I setup the OpenVPN to Lan only with pretty much the default setup. The only thing I enabled was the "Manage Client-Specific options" and I allowed Client to Client.

When I had left the initial VPN subnet to 10.8.0.0, I was able to connect to the VPN server but couldn't ping anything inside (i.e. 192.168.1.1).

Then I changed the VPN subnet to 192.168.0.0 and all of a sudden I was able to ping everything inside the local network and all is well.

My VPN client received an IP of 192.168.0.2

Then I setup someone else's Asus router to do the same thing and the odd thing is, they also connected no problem but their VPN Client also got the same IP I did (192.168.0.2) which seems a little unusual to me. The odd thing is that we're both able to connect to everything without any issue.

Is this normal? I've attached the setup below. Thanks to all in advance.
Screen Shot 2020-10-26 at 7.28.30 AM.png
 

eibgrad

Very Senior Member
Beware the Client-to-Client option is usually NOT what ppl think it is. This allows OpenVPN clients to access each other (and perhaps the networks behind them). IOW, the OpenVPN server acts as a *gateway* between those OpenVPN clients. By default, that's NOT allowed, and is a relatively rare feature to have enabled since it raises both security concerns, and adds complexity if you also intend to allow the OpenVPN clients to access the network(s) behind each client.

In general, I don't recommend using 192.168.x.x for the tunnel, since you risk conflicts w/ the OpenVPN clients' own local networks (it's already bad enough the office is using 192.168.1.x for its own private network; that will likely, eventually, prove a headache). Use the default 10.8.0.0/24, or at least something in 10.x.x.x to minimize that risk. And as I explained in that other thread, you can always NAT the inbound traffic from the tunnel so it appears to be coming from the router itself if that helps disguise the fact the tunnel is using a different IP network from the private network.

 

#TY

Senior Member
I will switch off the client to client. Thanks for clarifying that. I will also revert to the default 10.8.0.0.
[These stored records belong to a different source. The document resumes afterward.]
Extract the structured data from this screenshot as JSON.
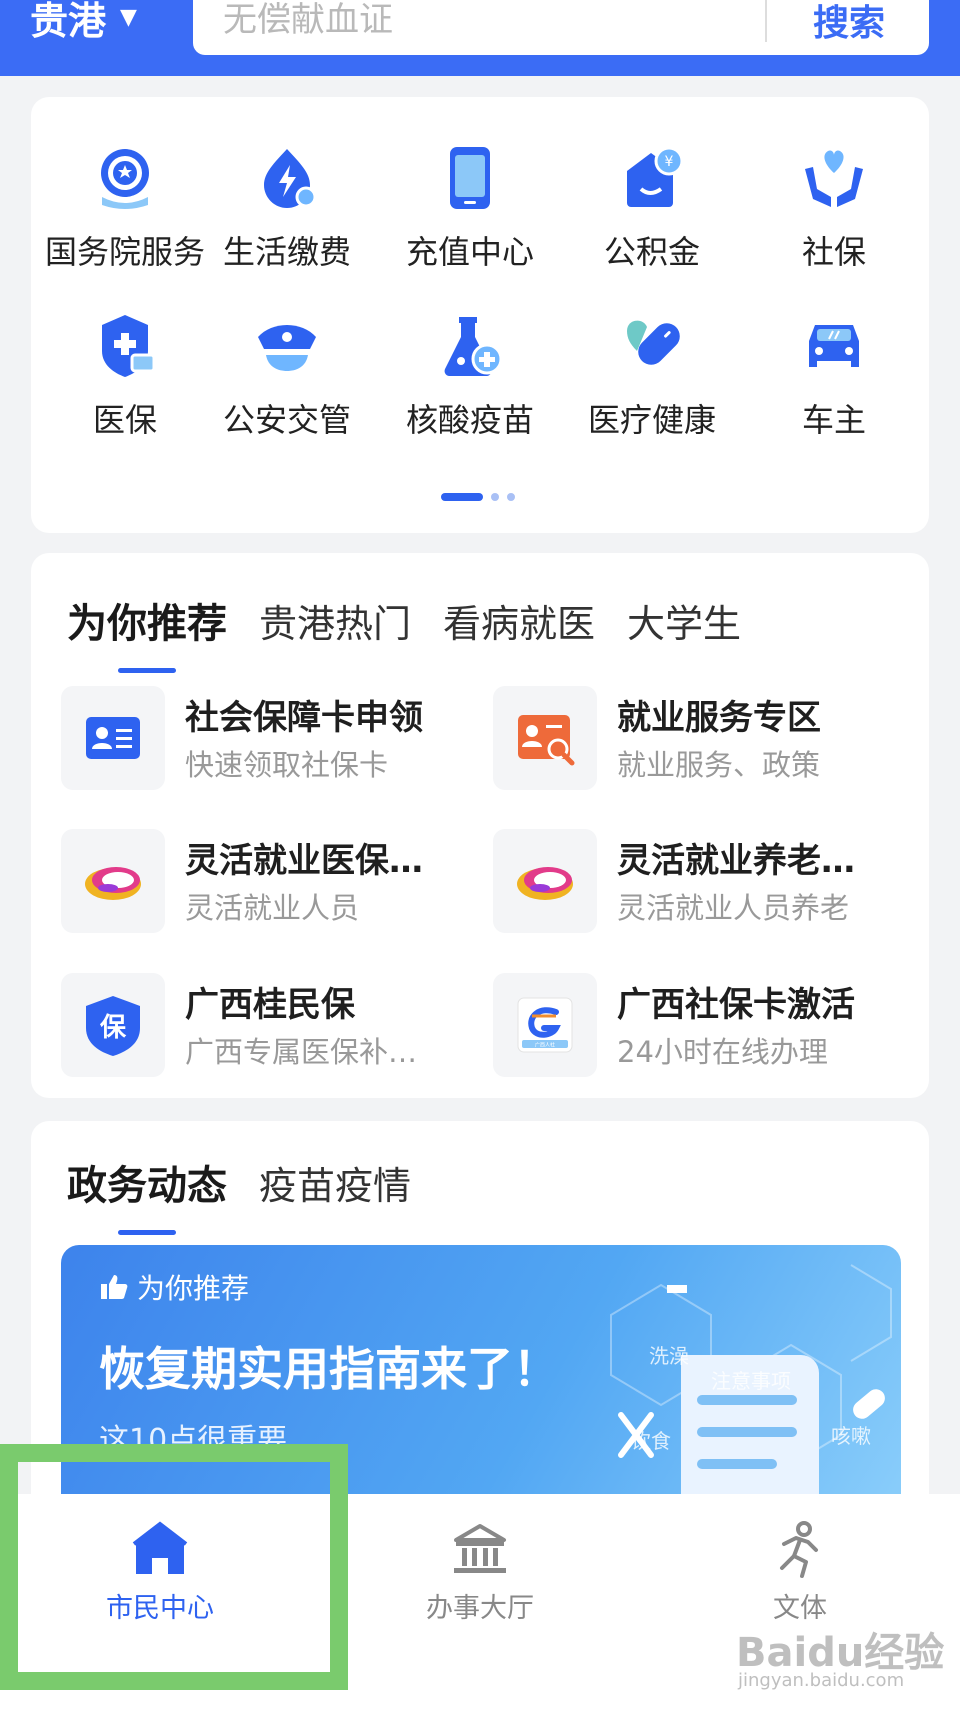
{
  "header": {
    "city": "贵港",
    "search_placeholder": "无偿献血证",
    "search_button": "搜索"
  },
  "services": [
    {
      "label": "国务院服务",
      "icon": "state-council-icon"
    },
    {
      "label": "生活缴费",
      "icon": "lightning-bill-icon"
    },
    {
      "label": "充值中心",
      "icon": "phone-recharge-icon"
    },
    {
      "label": "公积金",
      "icon": "housing-fund-icon"
    },
    {
      "label": "社保",
      "icon": "heart-hands-icon"
    },
    {
      "label": "医保",
      "icon": "medical-insurance-icon"
    },
    {
      "label": "公安交管",
      "icon": "police-cap-icon"
    },
    {
      "label": "核酸疫苗",
      "icon": "flask-icon"
    },
    {
      "label": "医疗健康",
      "icon": "pill-heart-icon"
    },
    {
      "label": "车主",
      "icon": "car-icon"
    }
  ],
  "recommend": {
    "tabs": [
      "为你推荐",
      "贵港热门",
      "看病就医",
      "大学生"
    ],
    "items": [
      {
        "title": "社会保障卡申领",
        "sub": "快速领取社保卡",
        "icon": "id-card-icon"
      },
      {
        "title": "就业服务专区",
        "sub": "就业服务、政策",
        "icon": "job-search-icon"
      },
      {
        "title": "灵活就业医保…",
        "sub": "灵活就业人员",
        "icon": "cloud-logo-icon"
      },
      {
        "title": "灵活就业养老…",
        "sub": "灵活就业人员养老",
        "icon": "cloud-logo-icon"
      },
      {
        "title": "广西桂民保",
        "sub": "广西专属医保补…",
        "icon": "shield-bao-icon"
      },
      {
        "title": "广西社保卡激活",
        "sub": "24小时在线办理",
        "icon": "guangxi-hr-icon"
      }
    ],
    "bao_char": "保",
    "guangxi_logo_text": "广西人社"
  },
  "news": {
    "tabs": [
      "政务动态",
      "疫苗疫情"
    ],
    "banner": {
      "tag": "为你推荐",
      "headline": "恢复期实用指南来了！",
      "subhead": "这10点很重要",
      "deco_labels": [
        "洗澡",
        "注意事项",
        "饮食",
        "咳嗽"
      ]
    }
  },
  "nav": [
    {
      "label": "市民中心",
      "icon": "home-icon",
      "active": true
    },
    {
      "label": "办事大厅",
      "icon": "hall-icon",
      "active": false
    },
    {
      "label": "文体",
      "icon": "running-icon",
      "active": false
    }
  ],
  "watermark": {
    "main": "Baidu经验",
    "sub": "jingyan.baidu.com"
  },
  "colors": {
    "brand": "#3b6cf5",
    "accent": "#2e62f0",
    "highlight": "#7acb6d"
  }
}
I honestly can't thank you enough. I would have never figured this out on my own. You are a life saver my friend :)
 

elorimer

Very Senior Member
I am trying to configure the OpenVPN server to allow staff members with the same router at home to always have their routers connected to the office OpenVPN server so that they can access the file server, etc.

The LAN IP structure at the office is 192.168.1.x (I know its not ideal but they have way too many things static with that structure that they don't want to go through the hassle of changing it).
Do you really mean for their routers to connect to the office OpenVPN server? That means any device on the home LAN will have access to the office LAN; sounds like a firing offence to me. :eek: I do this with my travel router to connect to my home network, to provide the spouse with the same user experience as home, but I don't think I would do it with a work site. It would be better for just their PCs/other devices to be the clients.

The problem with 192.168.1.x in the office is that anyone with a home network that has that scheme and the router at 192.168.1.1 is not going to go to the default gateway necessarily to reach your static 192.168.1.whatever address; they are going to look for it on the home network. That will happen regardless of the VPN network scheme.

Also, if the "static" devices are actually DHCP reservations, it is really easy to change them to an odd scheme like 192.168.70.x. (We have 0.x, 1.x, 2.x, 50.x and 8.x in wide circulation now, so 192.168.x.x is itself a possible source of issues). If they aren't DHCP reservations, most of them could/should be, I think.

Last, are you really using client specific options?
 

Latest threads

Sign Up For SNBForums Daily Digest

Get an update of what's new every day delivered to your mailbox. Sign up here!
Top